Recorded data
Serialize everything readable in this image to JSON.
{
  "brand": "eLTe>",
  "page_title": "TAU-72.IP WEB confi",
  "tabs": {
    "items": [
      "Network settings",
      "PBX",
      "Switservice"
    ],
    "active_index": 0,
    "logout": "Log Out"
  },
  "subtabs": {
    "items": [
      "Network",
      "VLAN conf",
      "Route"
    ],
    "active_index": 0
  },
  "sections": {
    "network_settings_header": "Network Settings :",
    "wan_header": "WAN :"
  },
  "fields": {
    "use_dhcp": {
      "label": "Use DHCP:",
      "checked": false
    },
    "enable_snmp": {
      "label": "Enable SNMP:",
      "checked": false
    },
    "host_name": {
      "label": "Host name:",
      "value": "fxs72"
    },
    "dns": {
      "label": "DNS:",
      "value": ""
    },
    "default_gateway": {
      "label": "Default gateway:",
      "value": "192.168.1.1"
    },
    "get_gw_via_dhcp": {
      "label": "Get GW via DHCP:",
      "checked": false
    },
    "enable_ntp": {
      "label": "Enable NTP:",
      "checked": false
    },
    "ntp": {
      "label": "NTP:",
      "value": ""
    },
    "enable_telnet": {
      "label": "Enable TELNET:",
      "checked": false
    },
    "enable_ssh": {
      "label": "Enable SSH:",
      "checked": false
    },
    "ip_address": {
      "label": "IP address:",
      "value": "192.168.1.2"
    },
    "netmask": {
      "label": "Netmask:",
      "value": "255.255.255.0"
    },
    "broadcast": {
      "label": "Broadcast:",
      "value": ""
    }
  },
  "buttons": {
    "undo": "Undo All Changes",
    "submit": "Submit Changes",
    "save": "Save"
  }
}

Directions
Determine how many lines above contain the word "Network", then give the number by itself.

Worked solution
3